Will any substantial fluctuation occur to yuan?
Large fluctuation in the value of the yuan isn’t in China’s interest, because it will have a relatively big effect on the nation’s economic and financial stability. Keeping the yuan basically stable at a reasonable level is an important part of further reforming the currency’s exchange rate.
There is no basis at present for large changes in the yuan’s exchange rate. China’s external trade is steadily becoming more balanced. The ratio of current-account surplus to GDP has been declining continuously since 2009, and the balance- of-payment account is moving closer to equilibrium.
The People’s Bank of China will keep the exchange rate floating bands the same as previously announced in the interbank foreign-exchange market and manage and adjust exchange rates dynamically.
China will steadily push forward other reforms to create a sound policy environment for the stability of the renminbi exchange rate.
What are the effects on companies and employment of yuan movement?
Under the modern international currency system, most major currencies have adopted floating exchange-rate regimes, so exporters can’t avoid exchange rate fluctuations.

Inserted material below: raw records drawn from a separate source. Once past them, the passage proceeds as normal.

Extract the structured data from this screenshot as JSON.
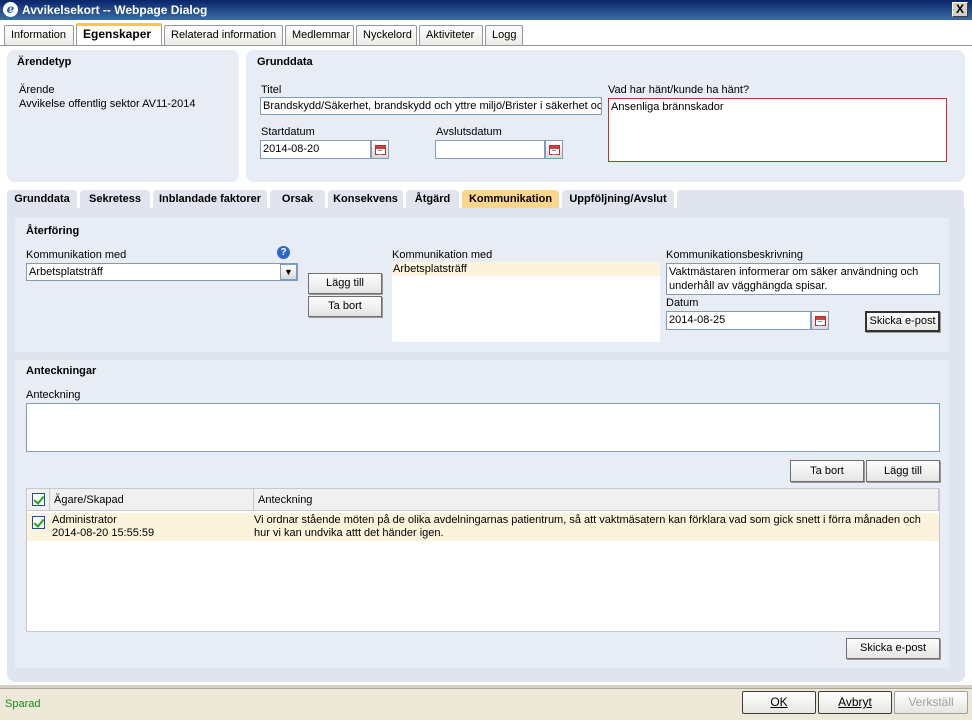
{
  "window": {
    "title": "Avvikelsekort -- Webpage Dialog",
    "close": "X"
  },
  "tabs": [
    {
      "label": "Information"
    },
    {
      "label": "Egenskaper"
    },
    {
      "label": "Relaterad information"
    },
    {
      "label": "Medlemmar"
    },
    {
      "label": "Nyckelord"
    },
    {
      "label": "Aktiviteter"
    },
    {
      "label": "Logg"
    }
  ],
  "arendetyp": {
    "title": "Ärendetyp",
    "label": "Ärende",
    "value": "Avvikelse offentlig sektor AV11-2014"
  },
  "grunddata": {
    "title": "Grunddata",
    "titel_label": "Titel",
    "titel_value": "Brandskydd/Säkerhet, brandskydd och yttre miljö/Brister i säkerhet och",
    "vad_label": "Vad har hänt/kunde ha hänt?",
    "vad_value": "Ansenliga brännskador",
    "start_label": "Startdatum",
    "start_value": "2014-08-20",
    "avslut_label": "Avslutsdatum",
    "avslut_value": ""
  },
  "subtabs": [
    {
      "label": "Grunddata"
    },
    {
      "label": "Sekretess"
    },
    {
      "label": "Inblandade faktorer"
    },
    {
      "label": "Orsak"
    },
    {
      "label": "Konsekvens"
    },
    {
      "label": "Åtgärd"
    },
    {
      "label": "Kommunikation"
    },
    {
      "label": "Uppföljning/Avslut"
    }
  ],
  "aterforing": {
    "title": "Återföring",
    "komm_label": "Kommunikation med",
    "komm_selected": "Arbetsplatsträff",
    "help": "?",
    "add_btn": "Lägg till",
    "remove_btn": "Ta bort",
    "list_label": "Kommunikation med",
    "list_items": [
      "Arbetsplatsträff"
    ],
    "besk_label": "Kommunikationsbeskrivning",
    "besk_value": "Vaktmästaren informerar om säker användning och underhåll av vägghängda spisar.",
    "datum_label": "Datum",
    "datum_value": "2014-08-25",
    "email_btn": "Skicka e-post"
  },
  "anteckningar": {
    "title": "Anteckningar",
    "note_label": "Anteckning",
    "note_value": "",
    "remove_btn": "Ta bort",
    "add_btn": "Lägg till",
    "col_owner": "Ägare/Skapad",
    "col_note": "Anteckning",
    "rows": [
      {
        "owner": "Administrator",
        "created": "2014-08-20 15:55:59",
        "note": "Vi ordnar stående möten på de olika avdelningarnas patientrum, så att vaktmäsatern kan förklara vad som gick snett i förra månaden och hur vi kan undvika attt det händer igen."
      }
    ],
    "email_btn": "Skicka e-post"
  },
  "status": {
    "text": "Sparad"
  },
  "footer": {
    "ok": "OK",
    "cancel": "Avbryt",
    "apply": "Verkställ"
  }
}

Since the start of China’s economic reform and opening-up policies, the market economy has developed to a relatively high level, and many companies have had the capability and flexibility to adapt and cope with market changes.
Based on the actual situation between 2005 and 2008 before the global financial crisis worsened, China’s exports grew 23.4 percent annually. Industries sensitive to exchange rates, such as textiles and light industry, maintained growth and hadn’t seen significant losses or business closures. Generally speaking, exchange rate movements have provided motivation and pressure for industries to upgrade and for the market to open wider.
The global economy is gradually recovering and the upturn in the Chinese economy has become more solid, creating a favorable environment for smooth yuan reform and minimizing the negative effects. In future, the government will create further favorable conditions to help companies restructure and the banking industry will improve financial services to provide powerful support to businesses and help companies manage exchange-rate risks.
Further exchange-rate reform will also help create more jobs, especially jobs in the service sector. Exchange rate movement will prompt exporters to move from simple processing to more detailed and refined processing, and by so extending the production chain, create more jobs.
The exchange-rate will particularly help optimize resource allocation between tradable sectors and non-tradable sectors, thus helping reorient employment to move to service industries. In general, pushing ahead exchange-rate reform has more pros than cons in terms of the impact on exports and employment.
How to make exchange rate policy work with other policies to promote economy restructure?
Exchange rates can play an active role in improving the international balance of payments, boosting domestic demand and adjusting economic structure.
However, the structural problems that China’s economy faces can’t be solved simply by the exchange rate, and other policies are needed to coordinate efforts. China will further adjust income distribution, boost household income, spur consumer spending, improve the social safety net and encourage private investment, especially in the service sector.
China will further improve the resource-pricing mechanism, promote imports and facilitate overseas investment and households foreign-exchange use. During the yuan reform process, China will also strengthen the monitoring and regulation of capital flows and crack down on illegal foreign-exchange flows.
To contact Bloomberg News staff on this story: Yanping Li in Beijing at +86-10-6649-7568 or email@example.com